Mixed communities policy needed - Earl Samuels
Barbara Peart, a Jamaican living in the United States, visits the island up to three times each year with her retired husband.
However, as Mrs Peart nears retirement, the couple has been entertaining the thought of returning permanently to Jamaica.
"I'd really love to retire here, and visit over there instead," Mrs Peart stated, raising her concern at a session about housing and services at the recently held Sixth Biennial Jamaica Diaspora Conference in Montego Bay, St James.
But, often, when she considers the move, one concern races through her mind over and over. Her retired husband isn't in the best of health and she is concerned that he may not receive adequate medical care if they make the decision to live in Jamaica. Her apprehension is based on the distance from their home to a public hospital and the general state of resources in the country's medical system.
That is an area of concern which Earl Samuels, assistant general manager with responsibility for finance and mortgage operations at the Jamaica National Building Society, believes warrants reviving national discussions about creating policies that can encourage the establishment of mixed communities.
"That concept is still on the drawing board and we need to lobby Government to develop it," said Samuels, one of the country's leading authorities on housing development.
He explained that mixed communities or mixed real estate development is an approach which takes into account zoned areas, which are developed with a combination of residential housing, commercial and quasi-governmental activity; and, to some extent, industrial activity.
These communities provide
certain benefits for residents such as greater housing variety and
Mixed communities also reduce the distance people have to travel from home to work and to access goods and services. According to Samuels, the concept is not a new one and is the approach used in many urban areas in developed countries.
The model already exists in some measure in parts of Jamaica. Samuels posited, however, that there is need for policies to improve standards and treat with growing urban developmental challenges resulting from unplanned housing.

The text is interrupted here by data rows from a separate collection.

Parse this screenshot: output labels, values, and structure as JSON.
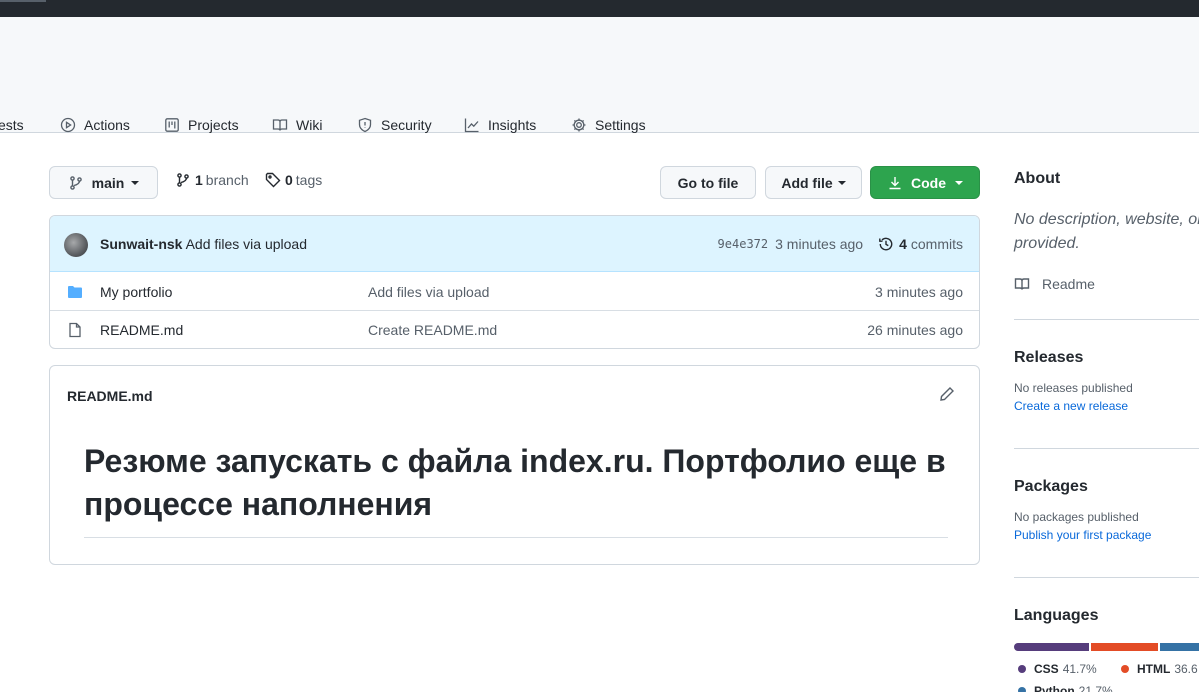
{
  "nav": {
    "items": [
      {
        "label": "ests",
        "icon": "pull-request-icon"
      },
      {
        "label": "Actions",
        "icon": "play-icon"
      },
      {
        "label": "Projects",
        "icon": "project-icon"
      },
      {
        "label": "Wiki",
        "icon": "book-icon"
      },
      {
        "label": "Security",
        "icon": "shield-icon"
      },
      {
        "label": "Insights",
        "icon": "graph-icon"
      },
      {
        "label": "Settings",
        "icon": "gear-icon"
      }
    ]
  },
  "toolbar": {
    "branch_label": "main",
    "branch_count": "1",
    "branch_word": "branch",
    "tag_count": "0",
    "tag_word": "tags",
    "go_to_file": "Go to file",
    "add_file": "Add file",
    "code": "Code"
  },
  "commit": {
    "author": "Sunwait-nsk",
    "message": "Add files via upload",
    "sha": "9e4e372",
    "time": "3 minutes ago",
    "commit_count": "4",
    "commit_word": "commits"
  },
  "files": [
    {
      "name": "My portfolio",
      "type": "folder",
      "message": "Add files via upload",
      "age": "3 minutes ago"
    },
    {
      "name": "README.md",
      "type": "file",
      "message": "Create README.md",
      "age": "26 minutes ago"
    }
  ],
  "readme": {
    "filename": "README.md",
    "heading": "Резюме запускать с файла index.ru. Портфолио еще в процессе наполнения"
  },
  "sidebar": {
    "about_title": "About",
    "about_desc_line1": "No description, website, or",
    "about_desc_line2": "provided.",
    "readme_label": "Readme",
    "releases_title": "Releases",
    "releases_empty": "No releases published",
    "releases_link": "Create a new release",
    "packages_title": "Packages",
    "packages_empty": "No packages published",
    "packages_link": "Publish your first package",
    "languages_title": "Languages",
    "languages": [
      {
        "name": "CSS",
        "percent": "41.7%",
        "value": 41.7,
        "color": "#563d7c"
      },
      {
        "name": "HTML",
        "percent": "36.6",
        "value": 36.6,
        "color": "#e34c26"
      },
      {
        "name": "Python",
        "percent": "21.7%",
        "value": 21.7,
        "color": "#3572A5"
      }
    ]
  },
  "colors": {
    "accent_green": "#2da44e",
    "link_blue": "#0969da",
    "folder_blue": "#54aeff"
  }
}
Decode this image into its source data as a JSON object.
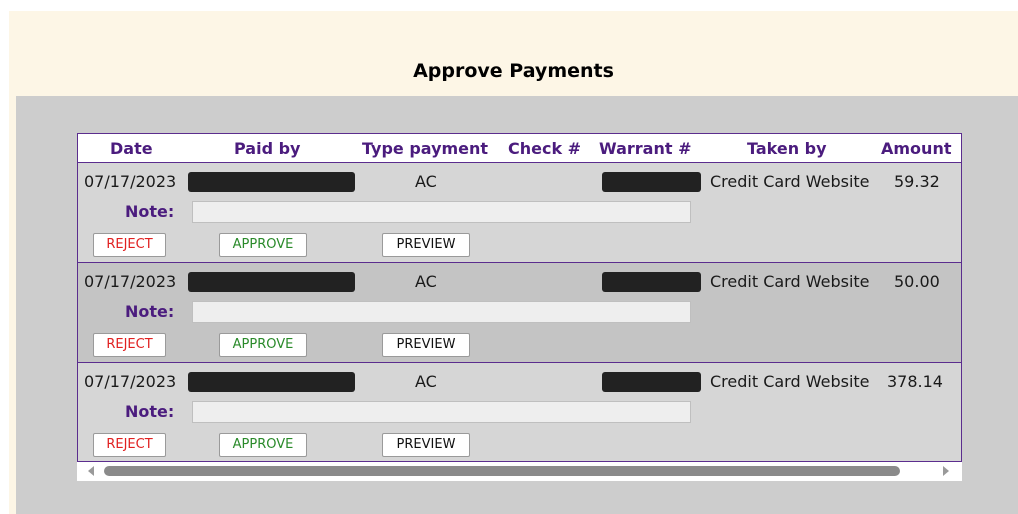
{
  "page": {
    "title": "Approve Payments"
  },
  "table": {
    "columns": {
      "date": "Date",
      "paid_by": "Paid by",
      "type_payment": "Type payment",
      "check_no": "Check #",
      "warrant_no": "Warrant #",
      "taken_by": "Taken by",
      "amount": "Amount"
    },
    "note_label": "Note:",
    "buttons": {
      "reject": "REJECT",
      "approve": "APPROVE",
      "preview": "PREVIEW"
    },
    "rows": [
      {
        "date": "07/17/2023",
        "type_payment": "AC",
        "taken_by": "Credit Card Website",
        "amount": "59.32",
        "note": ""
      },
      {
        "date": "07/17/2023",
        "type_payment": "AC",
        "taken_by": "Credit Card Website",
        "amount": "50.00",
        "note": ""
      },
      {
        "date": "07/17/2023",
        "type_payment": "AC",
        "taken_by": "Credit Card Website",
        "amount": "378.14",
        "note": ""
      }
    ]
  },
  "colors": {
    "header_bg": "#fdf6e6",
    "panel_bg": "#cdcdcd",
    "accent_purple": "#4b1c7e",
    "reject_red": "#e02020",
    "approve_green": "#2a8a2a"
  },
  "icons": {
    "scroll_left": "scroll-left-arrow-icon",
    "scroll_right": "scroll-right-arrow-icon"
  }
}
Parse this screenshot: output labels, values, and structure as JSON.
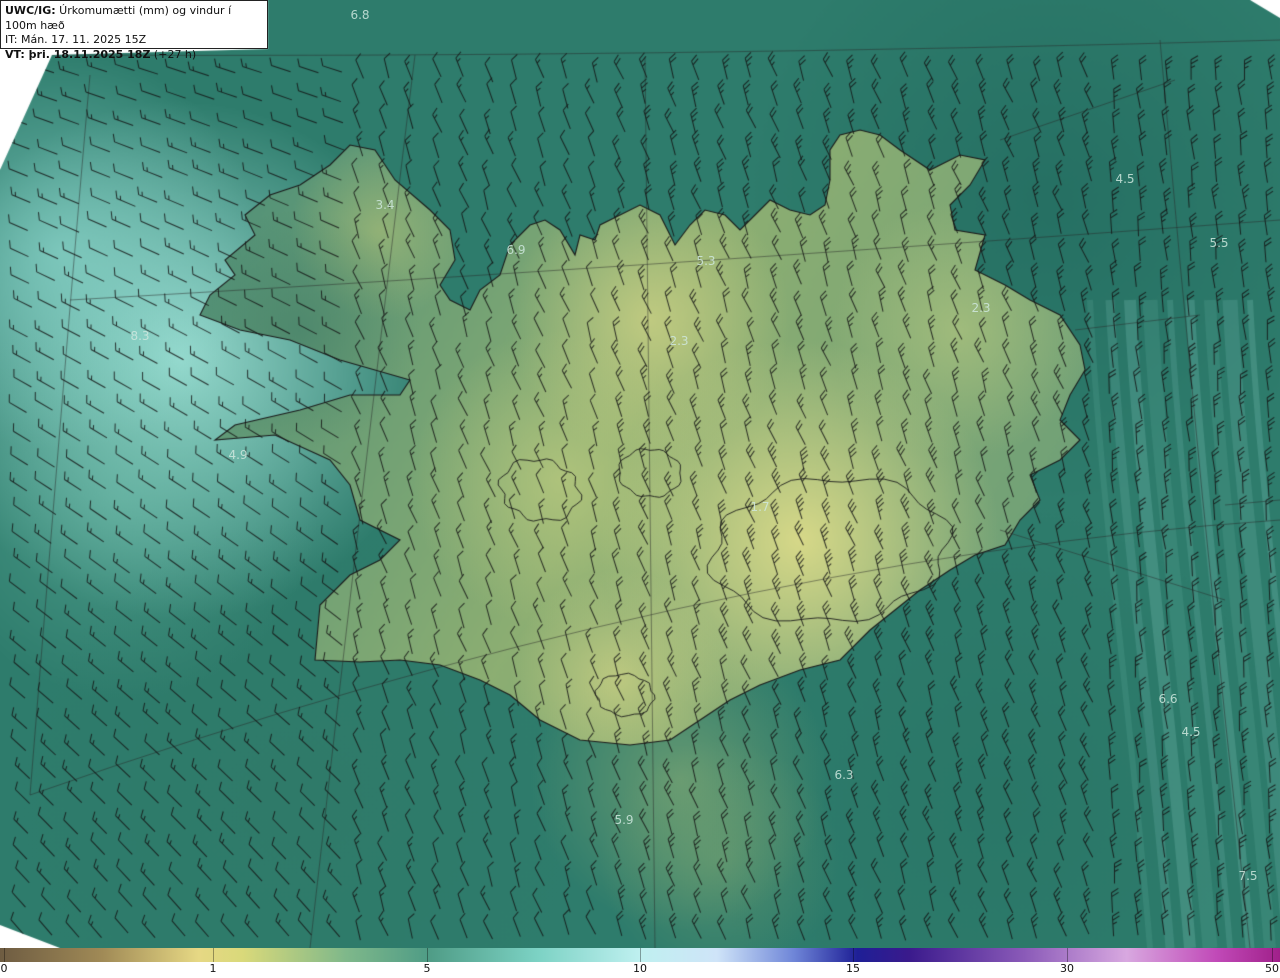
{
  "header": {
    "line1_bold": "UWC/IG:",
    "line1_text": " Úrkomumætti (mm) og vindur í 100m hæð",
    "line2": "IT: Mán. 17. 11. 2025 15Z",
    "line3_bold": "VT: þri. 18.11.2025 18Z",
    "line3_text": " (+27 h)"
  },
  "labels": [
    {
      "text": "6.8"
    },
    {
      "text": "3.4"
    },
    {
      "text": "6.9"
    },
    {
      "text": "5.3"
    },
    {
      "text": "4.5"
    },
    {
      "text": "5.5"
    },
    {
      "text": "2.3"
    },
    {
      "text": "2.3"
    },
    {
      "text": "8.3"
    },
    {
      "text": "4.9"
    },
    {
      "text": "1.7"
    },
    {
      "text": "6.6"
    },
    {
      "text": "4.5"
    },
    {
      "text": "6.3"
    },
    {
      "text": "5.9"
    },
    {
      "text": "7.5"
    }
  ],
  "colorbar": {
    "ticks": [
      "0",
      "1",
      "5",
      "10",
      "15",
      "30",
      "50"
    ]
  },
  "colors": {
    "coast": "#1a1a1a",
    "land_high": "#e6df8c",
    "sea": "#2f7f6e",
    "sea_light": "#8fd9d2"
  }
}
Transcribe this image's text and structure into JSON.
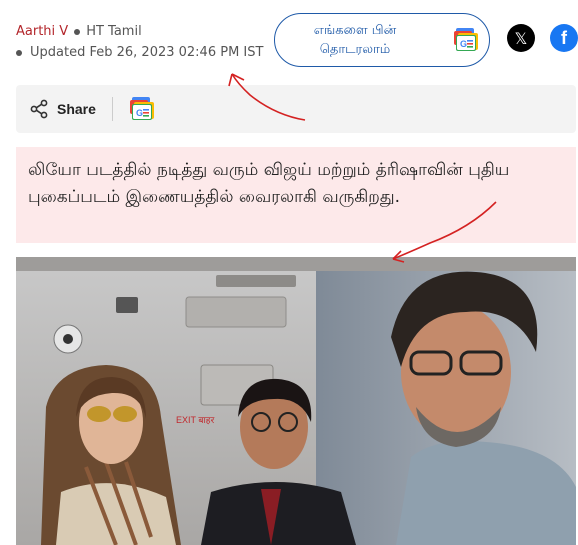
{
  "byline": {
    "author": "Aarthi V",
    "source": "HT Tamil",
    "updated": "Updated Feb 26, 2023 02:46 PM IST"
  },
  "follow": {
    "label": "எங்களை பின்\nதொடரலாம்"
  },
  "social": {
    "x_glyph": "𝕏",
    "fb_glyph": "f"
  },
  "share": {
    "label": "Share"
  },
  "summary": {
    "text": "லியோ படத்தில் நடித்து வரும் விஜய் மற்றும் த்ரிஷாவின் புதிய புகைப்படம் இணையத்தில் வைரலாகி வருகிறது."
  },
  "photo": {
    "exit_sign": "EXIT बाहर"
  },
  "colors": {
    "author": "#b3262b",
    "accent": "#1f5aa8",
    "summary_bg": "#fde9ea",
    "annotation": "#d42222"
  }
}
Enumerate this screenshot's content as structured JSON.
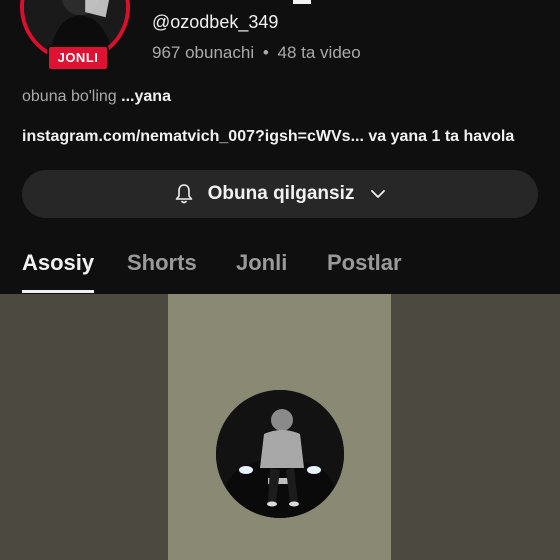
{
  "channel": {
    "live_badge": "JONLI",
    "handle": "@ozodbek_349",
    "subscribers": "967 obunachi",
    "separator": "•",
    "videos": "48 ta video",
    "description": "obuna bo'ling",
    "description_more": "...yana",
    "links": "instagram.com/nematvich_007?igsh=cWVs... va yana 1 ta havola"
  },
  "subscribe": {
    "label": "Obuna qilgansiz",
    "bell_icon": "bell-icon",
    "chevron_icon": "chevron-down-icon"
  },
  "tabs": [
    {
      "label": "Asosiy",
      "active": true
    },
    {
      "label": "Shorts",
      "active": false
    },
    {
      "label": "Jonli",
      "active": false
    },
    {
      "label": "Postlar",
      "active": false
    }
  ],
  "colors": {
    "background": "#0f0f0f",
    "live_red": "#e01234",
    "button_bg": "#272727",
    "banner_side": "#4c4a40",
    "banner_center": "#8a8974"
  }
}
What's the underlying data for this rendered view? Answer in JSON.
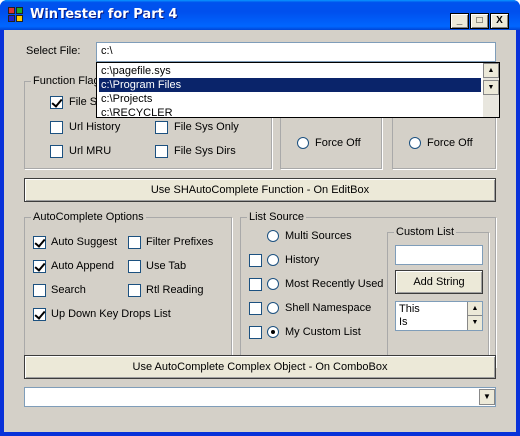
{
  "window": {
    "title": "WinTester for Part 4",
    "minimize_label": "_",
    "maximize_label": "□",
    "close_label": "X"
  },
  "select_file": {
    "label": "Select File:",
    "value": "c:\\"
  },
  "autocomplete_list": {
    "items": [
      "c:\\pagefile.sys",
      "c:\\Program Files",
      "c:\\Projects",
      "c:\\RECYCLER"
    ],
    "selected_index": 1
  },
  "function_flags": {
    "title": "Function Flags",
    "options": [
      {
        "label": "File Sys",
        "checked": true
      },
      {
        "label": "Url History",
        "checked": false
      },
      {
        "label": "File Sys Only",
        "checked": false
      },
      {
        "label": "Url MRU",
        "checked": false
      },
      {
        "label": "File Sys Dirs",
        "checked": false
      }
    ]
  },
  "force_groups": [
    {
      "label": "Force Off",
      "checked": false
    },
    {
      "label": "Force Off",
      "checked": false
    }
  ],
  "shauto_button": "Use SHAutoComplete Function - On EditBox",
  "autocomplete_options": {
    "title": "AutoComplete Options",
    "options": [
      {
        "label": "Auto Suggest",
        "checked": true
      },
      {
        "label": "Filter Prefixes",
        "checked": false
      },
      {
        "label": "Auto Append",
        "checked": true
      },
      {
        "label": "Use Tab",
        "checked": false
      },
      {
        "label": "Search",
        "checked": false
      },
      {
        "label": "Rtl Reading",
        "checked": false
      },
      {
        "label": "Up Down Key Drops List",
        "checked": true
      }
    ]
  },
  "list_source": {
    "title": "List Source",
    "items": [
      {
        "label": "Multi Sources",
        "checked": false
      },
      {
        "label": "History",
        "checked": false
      },
      {
        "label": "Most Recently Used",
        "checked": false
      },
      {
        "label": "Shell Namespace",
        "checked": false
      },
      {
        "label": "My Custom List",
        "checked": true
      }
    ]
  },
  "custom_list": {
    "title": "Custom List",
    "input_value": "",
    "add_button": "Add String",
    "entries": [
      "This",
      "Is"
    ]
  },
  "complex_button": "Use AutoComplete Complex Object - On ComboBox",
  "bottom_combo": {
    "value": ""
  }
}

Need highlighted years ago
He said the need for policy isn't a new recommendation either as it had been highlighted in a study done among members of the diaspora community some years ago.
It is an approach which
private developers Richmond Development Company endorses and has implemented in its St Ann-based real estate development. The company is now in the process of adding a medical centre to its amenities, which already provides access to certain recreational, office and store facilities, including a recently completed supermarket.
"What we are hoping to do is have offices for good general medical practitioners, a diagnostic centre and speciality facilities. It won't be as large as a hospital, but where you can receive quality initial care before you need to go to a hospital," said F. Steve Bennett, manager of Richmond Development Company.